IMG_1657The light entering from a bay of back windows shines on the screen, dulling the images as bubbles float by outside. As Lisa begins to adjust the microphone, the melange of children laughing, screaming, and making light saber sound effects competes for everyone’s attention; however, there is an almost immediate hush when she begins the talk about Jakku, a desert world, addressing the science behind Jakku’s economy, and the likelihood that Rey could live on that world as a scavenger and survive. The issue of rust is introduced and science fiction meets science fact. We learn that the wreckage would eventually rust due to the arid environment. This gives the audience exactly what the want, a sense that Star Wars is possible, that the worlds could actually exist.

We are all astonished when she informs us that the gas giant Jupiter has 60 moons, that it is not that different from many of the worlds of Star Wars. She explains that the ideal planet for human life would be like Earth with vegetation and water. An example of such a planet is Dagobah, which is lush and green. Another indicator of habitability is the almost mystical aurora, which is caused by solar wind and magnetic fields—the different colors are due to different elements in the upper atmosphere. An image of Earth at night is shown on the screen as Lisa tells us that many of the planets in the Star Wars universe are shown at night to communicate their technological advancement, which is a subtle way to suggest that we are not far off from similar achievements. From the naturally occurring aurora to the artificial lights, Lisa and Shane want you to know that “you can learn a lot about a world by looking at its sky.”

The image of Earth is replaced with an image of Luke on Tatooine, looking upward at the suns that keep watch over his world. Shane explains that Tatooine is not exceptional. In fact, Kepler 16b is like Tatooine. It has 2 stars, which is not uncommon. There are triple star systems, too, he points out, and we are each awed by this information.


As the discussion comes to a close, Shane answers the audience’s questions. Someone wants to know if Star Killer Base could exist.
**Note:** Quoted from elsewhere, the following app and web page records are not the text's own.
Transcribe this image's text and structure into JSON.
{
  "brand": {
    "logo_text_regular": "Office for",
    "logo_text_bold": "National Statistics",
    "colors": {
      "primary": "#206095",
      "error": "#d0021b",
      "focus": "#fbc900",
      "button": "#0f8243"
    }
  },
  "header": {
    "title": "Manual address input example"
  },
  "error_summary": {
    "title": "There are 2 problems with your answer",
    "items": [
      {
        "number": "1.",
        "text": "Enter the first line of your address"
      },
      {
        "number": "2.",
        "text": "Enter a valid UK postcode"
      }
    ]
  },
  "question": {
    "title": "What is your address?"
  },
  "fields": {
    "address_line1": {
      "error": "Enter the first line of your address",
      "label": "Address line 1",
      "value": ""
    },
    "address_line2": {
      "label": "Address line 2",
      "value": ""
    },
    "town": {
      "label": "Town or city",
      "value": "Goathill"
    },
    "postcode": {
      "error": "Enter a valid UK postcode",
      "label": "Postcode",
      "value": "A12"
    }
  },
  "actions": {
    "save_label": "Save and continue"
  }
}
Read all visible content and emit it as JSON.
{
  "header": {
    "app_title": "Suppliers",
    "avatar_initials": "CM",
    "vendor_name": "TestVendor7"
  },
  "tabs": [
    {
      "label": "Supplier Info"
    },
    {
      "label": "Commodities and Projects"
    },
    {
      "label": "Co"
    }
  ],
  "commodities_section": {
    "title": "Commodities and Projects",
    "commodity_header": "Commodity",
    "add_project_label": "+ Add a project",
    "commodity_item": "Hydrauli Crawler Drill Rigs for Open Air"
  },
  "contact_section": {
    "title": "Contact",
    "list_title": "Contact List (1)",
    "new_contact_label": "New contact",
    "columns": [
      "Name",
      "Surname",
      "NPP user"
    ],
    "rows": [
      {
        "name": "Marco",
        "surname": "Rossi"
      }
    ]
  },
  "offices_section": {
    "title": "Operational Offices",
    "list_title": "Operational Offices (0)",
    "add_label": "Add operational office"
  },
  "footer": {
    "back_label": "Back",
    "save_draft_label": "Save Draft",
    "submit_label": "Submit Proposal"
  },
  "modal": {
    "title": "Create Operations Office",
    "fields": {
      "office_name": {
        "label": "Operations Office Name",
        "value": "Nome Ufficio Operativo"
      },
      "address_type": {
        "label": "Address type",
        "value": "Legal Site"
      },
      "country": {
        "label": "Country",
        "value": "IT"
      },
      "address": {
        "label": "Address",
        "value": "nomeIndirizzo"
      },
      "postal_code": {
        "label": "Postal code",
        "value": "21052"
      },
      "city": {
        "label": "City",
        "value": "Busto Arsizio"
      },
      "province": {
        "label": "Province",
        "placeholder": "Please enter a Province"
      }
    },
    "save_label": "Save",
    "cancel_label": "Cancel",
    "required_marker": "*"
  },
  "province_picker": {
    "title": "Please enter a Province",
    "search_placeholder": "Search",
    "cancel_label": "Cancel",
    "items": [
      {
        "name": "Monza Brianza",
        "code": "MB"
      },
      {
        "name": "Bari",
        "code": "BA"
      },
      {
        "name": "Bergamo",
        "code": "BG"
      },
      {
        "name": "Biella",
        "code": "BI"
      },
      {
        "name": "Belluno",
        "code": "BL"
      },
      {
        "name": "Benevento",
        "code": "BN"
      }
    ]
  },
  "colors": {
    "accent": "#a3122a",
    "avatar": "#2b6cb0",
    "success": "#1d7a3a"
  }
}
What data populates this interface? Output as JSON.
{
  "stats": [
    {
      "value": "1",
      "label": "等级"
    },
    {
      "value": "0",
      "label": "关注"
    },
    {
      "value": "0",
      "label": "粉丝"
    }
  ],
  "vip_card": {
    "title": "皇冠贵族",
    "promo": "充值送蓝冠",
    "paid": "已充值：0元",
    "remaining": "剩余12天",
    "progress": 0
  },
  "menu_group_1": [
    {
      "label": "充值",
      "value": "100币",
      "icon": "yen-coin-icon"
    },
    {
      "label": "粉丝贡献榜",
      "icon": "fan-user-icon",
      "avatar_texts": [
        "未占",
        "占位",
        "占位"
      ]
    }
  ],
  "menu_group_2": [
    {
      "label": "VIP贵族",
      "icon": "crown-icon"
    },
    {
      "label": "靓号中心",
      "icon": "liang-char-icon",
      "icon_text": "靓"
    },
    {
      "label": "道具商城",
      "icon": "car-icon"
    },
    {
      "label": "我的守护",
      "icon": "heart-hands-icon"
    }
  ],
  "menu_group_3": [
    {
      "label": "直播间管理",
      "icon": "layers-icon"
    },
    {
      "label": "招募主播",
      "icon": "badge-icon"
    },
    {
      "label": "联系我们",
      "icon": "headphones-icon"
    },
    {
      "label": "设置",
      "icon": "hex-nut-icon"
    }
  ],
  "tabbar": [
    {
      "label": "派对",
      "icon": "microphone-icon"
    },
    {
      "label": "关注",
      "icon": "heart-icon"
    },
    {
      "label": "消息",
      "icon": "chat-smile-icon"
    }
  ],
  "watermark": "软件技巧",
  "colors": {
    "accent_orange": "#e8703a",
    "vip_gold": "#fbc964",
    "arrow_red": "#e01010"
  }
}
Shane lowers his head for a moment and then smiles, “I have nothing to say about the science of Star killer base.” After a pause, “It was cool,” he admits. An older gentleman proudly stands in the back: “What about the creature in the asteroid that tried to eat the Millennium Falcon?” Both Lisa and Shane agree that they can’t justify its existence. “Anytime you have a button that makes you go faster than the speed of light . . . that’s magic,” Shane says, which seems to be an answer everyone is happy with—the overall theme of magic bringing out the child in all of us as the kids play with Styrofoam lightsabers in the aisles.

As everyone begins to clear out of the auditorium, there is a sense of reinvigorated eagerness to get outside and join the cosplayers before the guy dressed as Darth Vader leaves.


By Erica Spriggs